__Directions for this task__
Wherever the listing has a line with the string "style", copy that line out.

__Data__
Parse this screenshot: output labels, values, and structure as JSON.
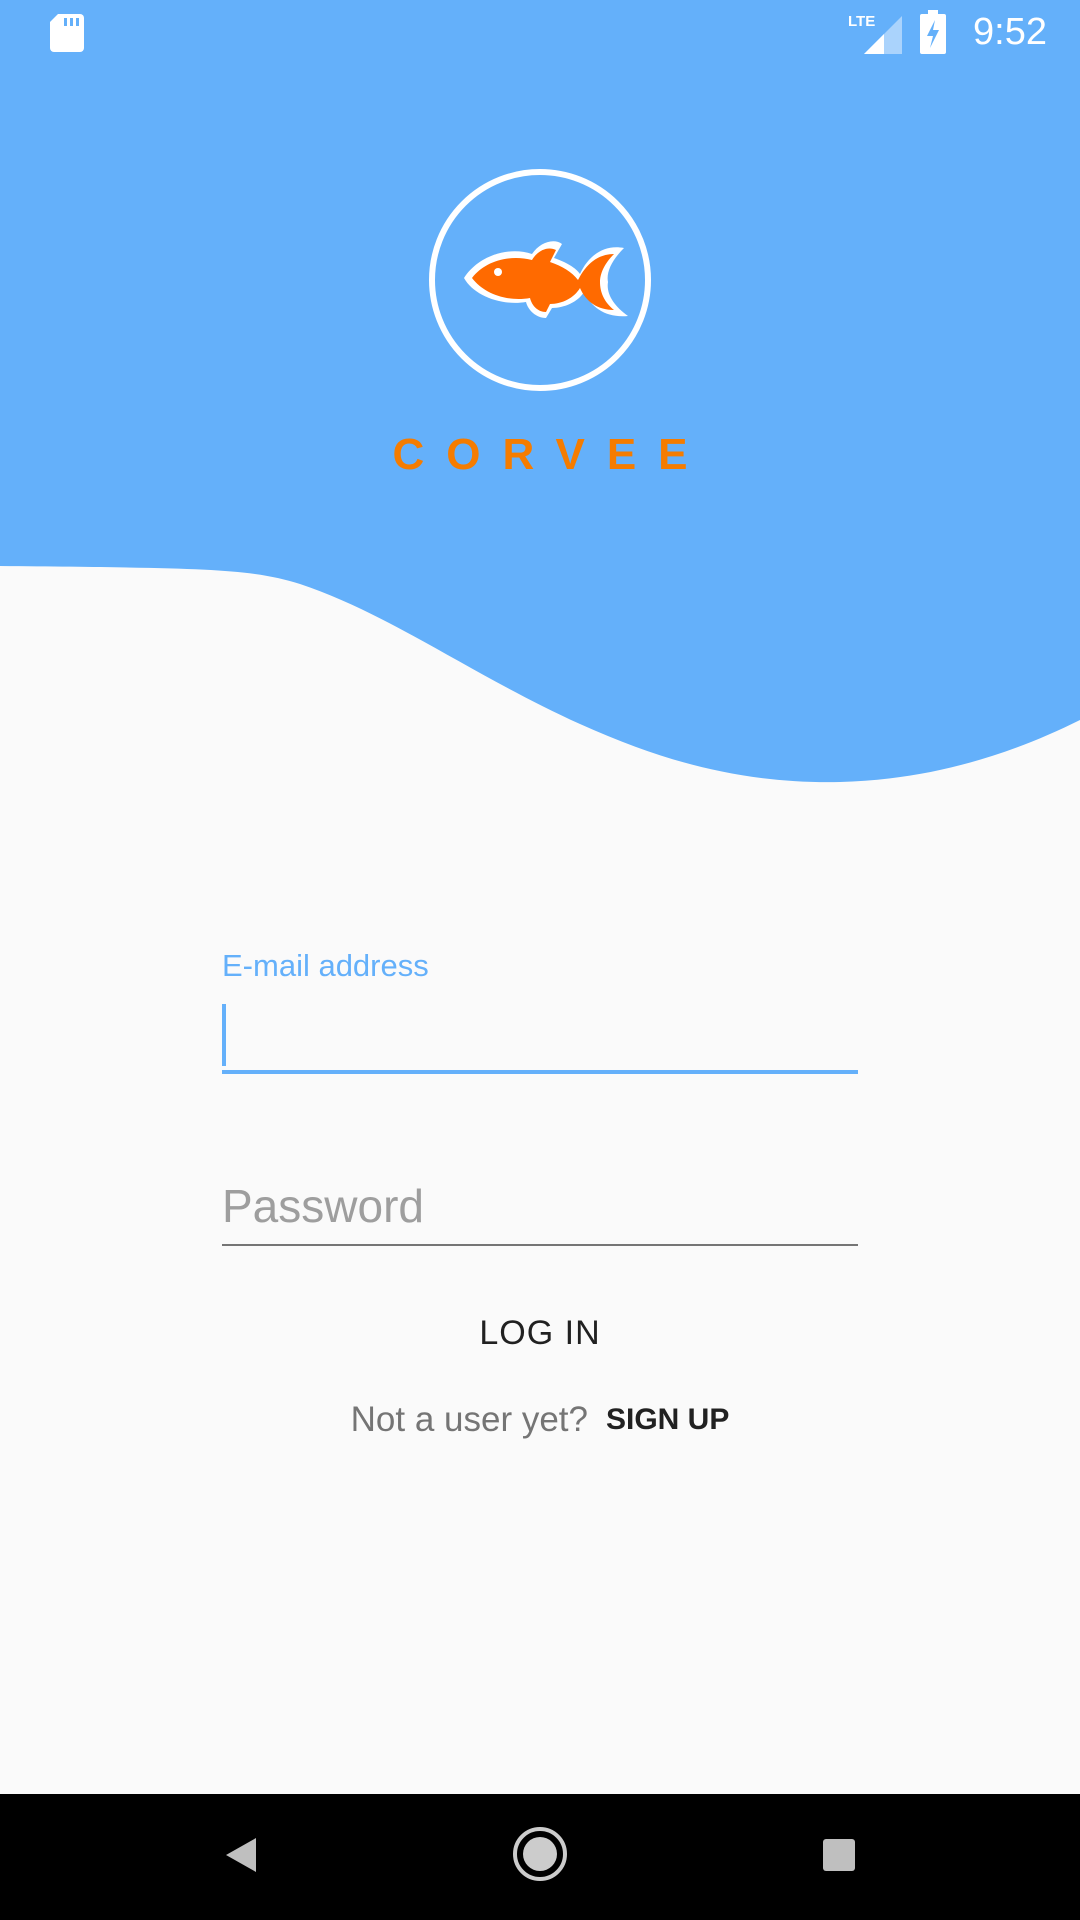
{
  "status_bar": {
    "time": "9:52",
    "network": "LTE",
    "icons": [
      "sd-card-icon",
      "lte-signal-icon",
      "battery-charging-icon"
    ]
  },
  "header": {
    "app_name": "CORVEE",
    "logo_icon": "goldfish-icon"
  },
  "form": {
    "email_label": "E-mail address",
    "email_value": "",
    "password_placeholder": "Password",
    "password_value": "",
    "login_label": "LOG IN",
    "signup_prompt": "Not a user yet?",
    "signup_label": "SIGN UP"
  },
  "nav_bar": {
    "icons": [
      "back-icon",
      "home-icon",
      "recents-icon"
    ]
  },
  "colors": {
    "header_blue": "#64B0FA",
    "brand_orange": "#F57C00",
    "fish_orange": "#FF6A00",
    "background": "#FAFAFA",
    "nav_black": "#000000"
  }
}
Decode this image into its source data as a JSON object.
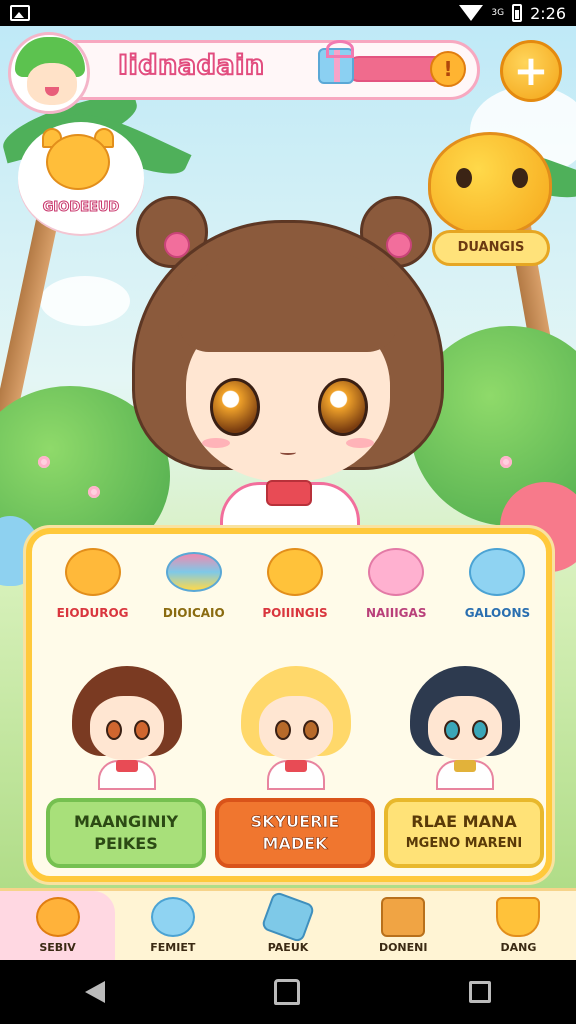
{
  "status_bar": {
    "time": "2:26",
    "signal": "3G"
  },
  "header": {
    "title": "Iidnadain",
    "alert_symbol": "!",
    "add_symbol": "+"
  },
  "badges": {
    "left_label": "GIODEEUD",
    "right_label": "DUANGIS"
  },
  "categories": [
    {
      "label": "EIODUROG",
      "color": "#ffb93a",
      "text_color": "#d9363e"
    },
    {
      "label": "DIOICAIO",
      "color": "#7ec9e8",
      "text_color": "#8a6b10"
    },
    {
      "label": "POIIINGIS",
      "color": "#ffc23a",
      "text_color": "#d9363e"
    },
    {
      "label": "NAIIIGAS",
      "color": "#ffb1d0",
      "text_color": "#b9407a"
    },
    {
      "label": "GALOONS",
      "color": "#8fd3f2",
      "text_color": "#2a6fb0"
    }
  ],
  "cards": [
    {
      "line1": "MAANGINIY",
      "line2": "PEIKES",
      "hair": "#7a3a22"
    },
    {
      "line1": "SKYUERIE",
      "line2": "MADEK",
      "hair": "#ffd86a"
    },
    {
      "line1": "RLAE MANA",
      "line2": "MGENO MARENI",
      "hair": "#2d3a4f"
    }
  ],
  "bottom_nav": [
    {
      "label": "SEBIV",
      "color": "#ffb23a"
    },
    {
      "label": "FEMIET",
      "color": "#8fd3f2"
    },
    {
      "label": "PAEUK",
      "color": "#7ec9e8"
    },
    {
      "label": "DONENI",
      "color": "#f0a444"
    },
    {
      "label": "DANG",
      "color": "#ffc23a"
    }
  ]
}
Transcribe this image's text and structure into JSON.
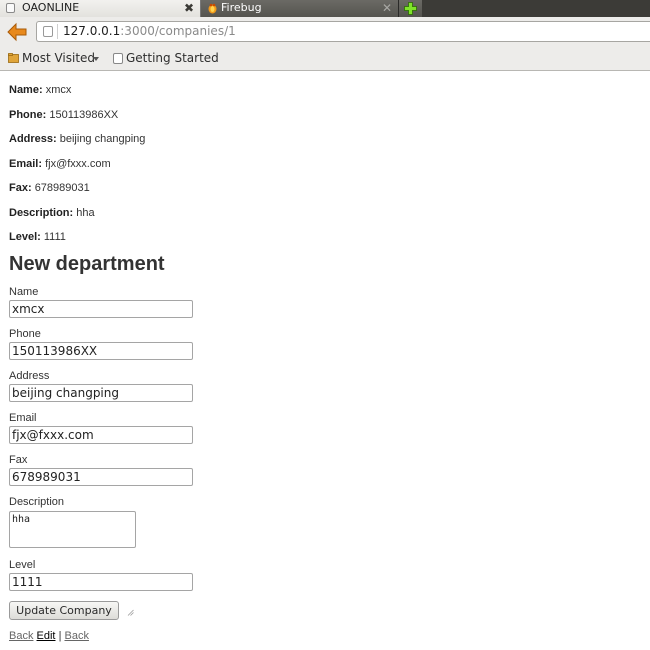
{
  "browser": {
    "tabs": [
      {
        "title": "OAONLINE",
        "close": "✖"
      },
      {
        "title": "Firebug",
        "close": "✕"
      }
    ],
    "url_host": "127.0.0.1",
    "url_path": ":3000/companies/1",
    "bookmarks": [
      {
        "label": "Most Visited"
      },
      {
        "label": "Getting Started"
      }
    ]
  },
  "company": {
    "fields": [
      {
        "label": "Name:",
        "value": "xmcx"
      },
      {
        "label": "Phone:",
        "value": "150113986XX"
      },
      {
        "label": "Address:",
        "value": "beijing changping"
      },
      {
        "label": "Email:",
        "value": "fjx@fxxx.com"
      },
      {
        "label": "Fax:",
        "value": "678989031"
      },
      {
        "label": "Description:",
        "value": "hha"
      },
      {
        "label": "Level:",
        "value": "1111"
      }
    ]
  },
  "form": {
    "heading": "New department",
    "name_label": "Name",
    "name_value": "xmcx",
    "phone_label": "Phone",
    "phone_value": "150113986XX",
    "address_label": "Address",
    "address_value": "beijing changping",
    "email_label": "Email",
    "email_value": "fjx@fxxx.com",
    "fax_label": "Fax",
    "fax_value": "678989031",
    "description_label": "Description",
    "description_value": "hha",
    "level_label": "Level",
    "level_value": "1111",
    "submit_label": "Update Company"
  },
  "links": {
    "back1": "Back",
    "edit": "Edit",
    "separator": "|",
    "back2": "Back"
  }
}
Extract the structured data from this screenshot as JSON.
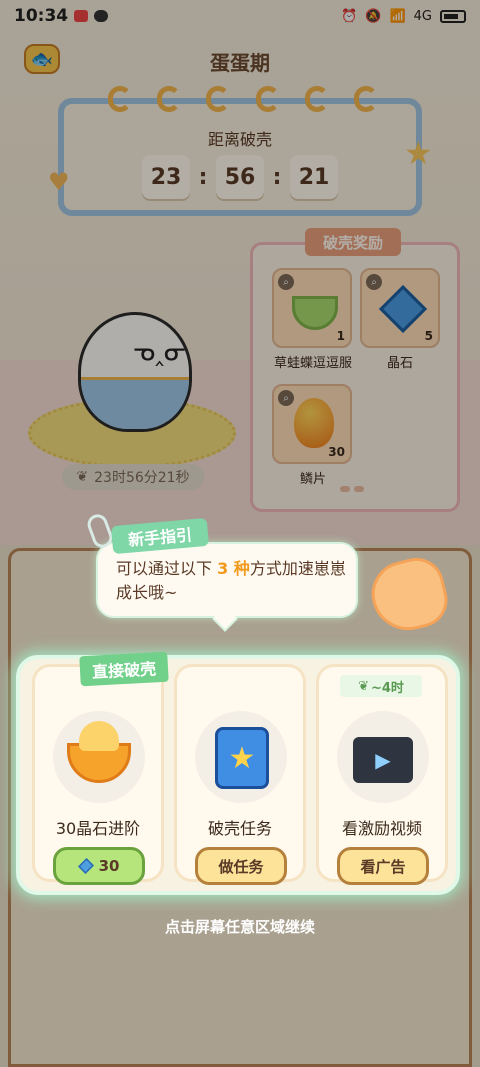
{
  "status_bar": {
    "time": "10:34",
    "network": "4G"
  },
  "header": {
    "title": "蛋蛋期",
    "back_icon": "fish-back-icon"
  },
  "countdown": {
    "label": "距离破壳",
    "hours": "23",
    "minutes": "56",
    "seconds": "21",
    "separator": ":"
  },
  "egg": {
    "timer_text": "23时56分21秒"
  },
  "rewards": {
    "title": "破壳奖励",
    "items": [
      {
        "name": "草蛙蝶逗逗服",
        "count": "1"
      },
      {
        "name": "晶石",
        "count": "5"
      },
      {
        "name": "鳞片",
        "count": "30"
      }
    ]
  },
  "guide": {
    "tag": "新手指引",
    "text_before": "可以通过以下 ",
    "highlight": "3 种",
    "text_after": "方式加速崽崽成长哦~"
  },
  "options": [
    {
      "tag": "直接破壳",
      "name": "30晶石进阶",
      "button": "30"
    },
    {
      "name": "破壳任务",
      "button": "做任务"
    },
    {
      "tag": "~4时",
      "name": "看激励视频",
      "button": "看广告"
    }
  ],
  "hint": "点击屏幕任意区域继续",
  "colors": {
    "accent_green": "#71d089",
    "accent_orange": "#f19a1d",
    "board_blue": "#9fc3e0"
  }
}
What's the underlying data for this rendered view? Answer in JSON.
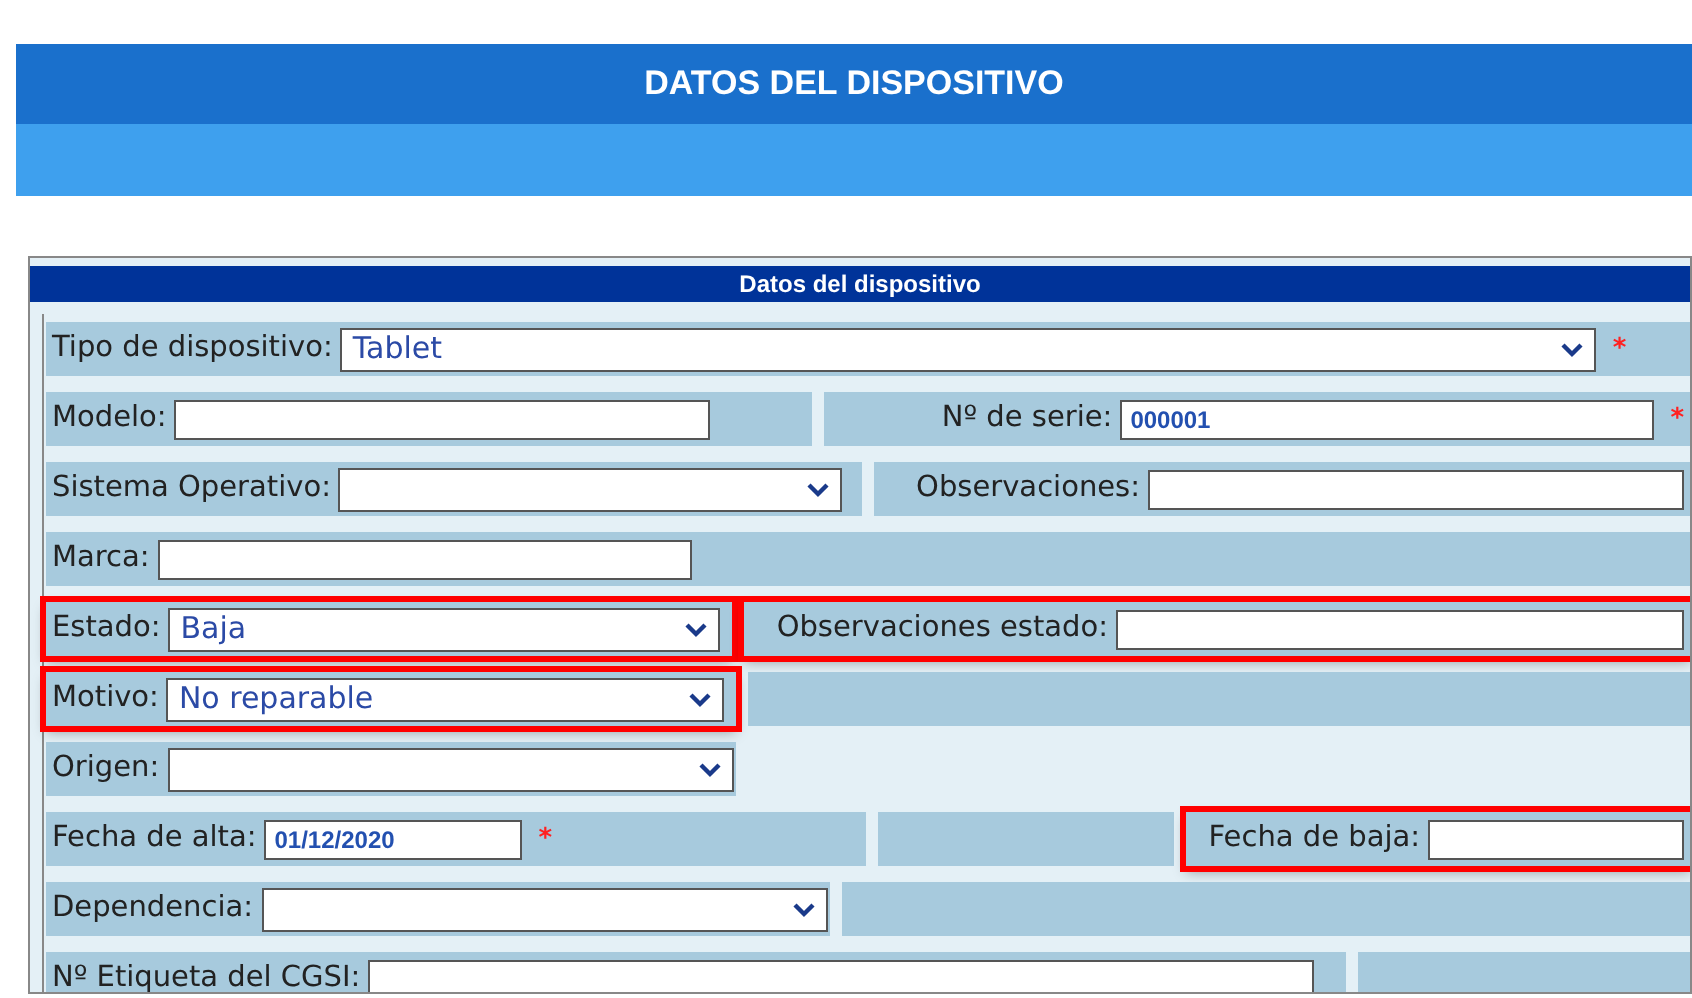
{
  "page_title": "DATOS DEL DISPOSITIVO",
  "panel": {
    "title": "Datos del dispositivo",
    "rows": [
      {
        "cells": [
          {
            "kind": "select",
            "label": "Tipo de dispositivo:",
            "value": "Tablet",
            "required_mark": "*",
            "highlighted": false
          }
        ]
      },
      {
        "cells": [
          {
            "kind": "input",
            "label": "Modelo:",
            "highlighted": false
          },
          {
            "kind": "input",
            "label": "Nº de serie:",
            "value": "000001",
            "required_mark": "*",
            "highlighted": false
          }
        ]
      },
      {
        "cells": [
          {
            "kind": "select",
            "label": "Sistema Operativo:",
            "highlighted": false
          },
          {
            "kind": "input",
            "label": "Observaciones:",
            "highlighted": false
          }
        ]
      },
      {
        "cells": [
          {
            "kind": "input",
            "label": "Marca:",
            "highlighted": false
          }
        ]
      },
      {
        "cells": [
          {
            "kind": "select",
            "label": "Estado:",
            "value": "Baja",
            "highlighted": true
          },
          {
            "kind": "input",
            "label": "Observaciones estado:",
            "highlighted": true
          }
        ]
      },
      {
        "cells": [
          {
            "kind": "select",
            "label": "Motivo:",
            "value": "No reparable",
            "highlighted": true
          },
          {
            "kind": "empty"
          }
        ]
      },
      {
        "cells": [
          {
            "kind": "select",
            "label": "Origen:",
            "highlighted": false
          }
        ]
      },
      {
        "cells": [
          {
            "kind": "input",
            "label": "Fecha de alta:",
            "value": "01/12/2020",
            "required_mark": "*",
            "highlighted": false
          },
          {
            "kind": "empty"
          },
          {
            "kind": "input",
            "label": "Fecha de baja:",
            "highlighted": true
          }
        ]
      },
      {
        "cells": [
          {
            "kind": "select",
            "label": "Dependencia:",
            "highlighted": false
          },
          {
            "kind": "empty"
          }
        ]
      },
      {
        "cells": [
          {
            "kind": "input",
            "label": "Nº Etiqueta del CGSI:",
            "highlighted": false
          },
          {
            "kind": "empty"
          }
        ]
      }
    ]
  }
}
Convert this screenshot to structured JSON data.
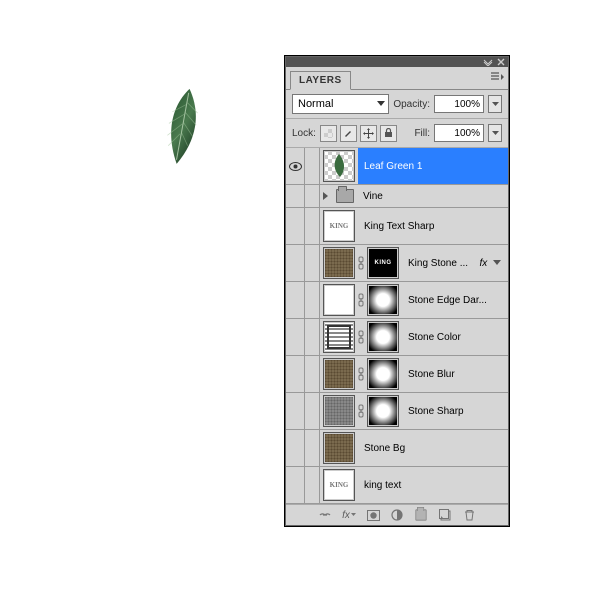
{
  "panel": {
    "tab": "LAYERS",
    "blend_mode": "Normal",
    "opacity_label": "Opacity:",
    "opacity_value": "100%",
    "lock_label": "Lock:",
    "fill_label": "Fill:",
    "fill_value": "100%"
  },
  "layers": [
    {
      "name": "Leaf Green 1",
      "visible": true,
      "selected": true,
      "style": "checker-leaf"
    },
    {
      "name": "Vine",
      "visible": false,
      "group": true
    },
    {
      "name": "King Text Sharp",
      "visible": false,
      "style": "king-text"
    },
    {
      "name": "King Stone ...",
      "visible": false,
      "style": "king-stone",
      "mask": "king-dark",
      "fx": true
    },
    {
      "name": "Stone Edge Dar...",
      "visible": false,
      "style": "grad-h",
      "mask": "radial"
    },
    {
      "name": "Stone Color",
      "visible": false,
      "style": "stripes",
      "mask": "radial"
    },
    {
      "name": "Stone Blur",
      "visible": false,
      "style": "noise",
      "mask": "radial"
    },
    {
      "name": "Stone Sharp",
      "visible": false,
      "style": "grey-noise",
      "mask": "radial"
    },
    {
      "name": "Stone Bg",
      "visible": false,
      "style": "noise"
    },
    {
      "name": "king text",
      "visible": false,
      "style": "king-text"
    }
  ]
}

__Task response__
      "style": "checker-leaf"
      "style": "king-text"
      "style": "king-stone",
      "style": "grad-h",
      "style": "stripes",
      "style": "noise",
      "style": "grey-noise",
      "style": "noise"
      "style": "king-text"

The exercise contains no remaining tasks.